A district judge’s rejection of a request by three federal contract employees to temporarily relax a long-standing ban on contractor campaign contributions likely prolongs the uncertainty on the issue during the first full election cycle since the Supreme Court’s landmark 2010 Citizens United v. Federal Election Commission ruling on corporations and politics.
On April 16, U.S. District Judge James Boasberg denied a request for a preliminary injunction filed by three corporate employees -- two under contract with the U.S. Agency for International Development and one who supports the Administrative Conference of the United States, an independent agency that uses research and private sector expertise to improve the government’s rule-making.
As reported by the Associated Press, the three are suing to prevent the Federal Election Commission from enforcing a 70-year-old ban on direct corporate giving to candidates, which they say is a violation of free speech.
A ban specifically aimed at contractors was enacted to prevent the use of donations to enhance chances of winning future contract awards. The Obama administration for more than a year has been mulling an executive order -- a draft of which was leaked -- that would require greater disclosure of campaign gifts by corporations involved in federal contracting.
The judge’s denial of an injunction was “disappointing, but not surprising,” said Alan Chvotkin, executive vice president and counsel of the Professional Services Council. “It’s an adverse ruling and not a minor one,” but its effect is that the case now continues on the merits, he added. PSC sides with the three contractors because of ambiguity on what the ban on campaign gifts means, even though they represent “a narrow segment” of the contractor community, Chvotkin said.
Trey Hodgkins, senior vice president for national security and procurement policy at TechAmerica, said the ruling “muddies the water” on political activity and the prospects for a possible Obama order on contractor disclosure. “They seem to be in conflict,” he said. “If contractors can’t give campaign donations, why require them to disclose?”

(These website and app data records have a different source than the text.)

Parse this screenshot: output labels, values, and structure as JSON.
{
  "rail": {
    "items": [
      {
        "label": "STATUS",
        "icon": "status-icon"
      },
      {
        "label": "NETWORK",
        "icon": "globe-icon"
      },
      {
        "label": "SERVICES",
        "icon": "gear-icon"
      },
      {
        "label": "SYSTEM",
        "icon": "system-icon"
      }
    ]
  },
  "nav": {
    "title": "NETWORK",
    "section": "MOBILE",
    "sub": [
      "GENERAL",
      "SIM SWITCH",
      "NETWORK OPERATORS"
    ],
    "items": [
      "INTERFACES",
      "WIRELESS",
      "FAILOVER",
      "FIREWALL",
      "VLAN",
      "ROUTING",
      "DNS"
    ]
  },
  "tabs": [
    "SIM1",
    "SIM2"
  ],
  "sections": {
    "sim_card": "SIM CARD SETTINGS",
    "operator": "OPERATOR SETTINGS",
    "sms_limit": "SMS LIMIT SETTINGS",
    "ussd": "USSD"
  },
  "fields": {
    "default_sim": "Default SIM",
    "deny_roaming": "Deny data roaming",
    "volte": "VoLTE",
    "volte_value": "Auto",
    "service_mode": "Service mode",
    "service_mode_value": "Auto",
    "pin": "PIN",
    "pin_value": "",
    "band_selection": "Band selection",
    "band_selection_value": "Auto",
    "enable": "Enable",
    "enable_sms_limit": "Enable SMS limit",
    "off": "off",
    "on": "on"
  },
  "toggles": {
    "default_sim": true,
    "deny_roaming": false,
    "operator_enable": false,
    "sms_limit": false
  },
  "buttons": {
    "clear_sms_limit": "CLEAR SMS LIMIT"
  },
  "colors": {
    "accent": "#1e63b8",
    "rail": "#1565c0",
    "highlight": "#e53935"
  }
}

The judge’s decision was welcomed by Scott Amey, general counsel of the nonprofit Project on Government Oversight. “Mixing politics and contracting is bad for taxpayers and a recipe for corruption,” he said in an email. “Not only was the court sound in denying the request to lift the ban on contractor campaign giving, but I would love to see the prohibition expanded to include contractor political action committees and the listing of employers' names for individual donors, which are alternative ways for contractors to gain access and favor in Congress.”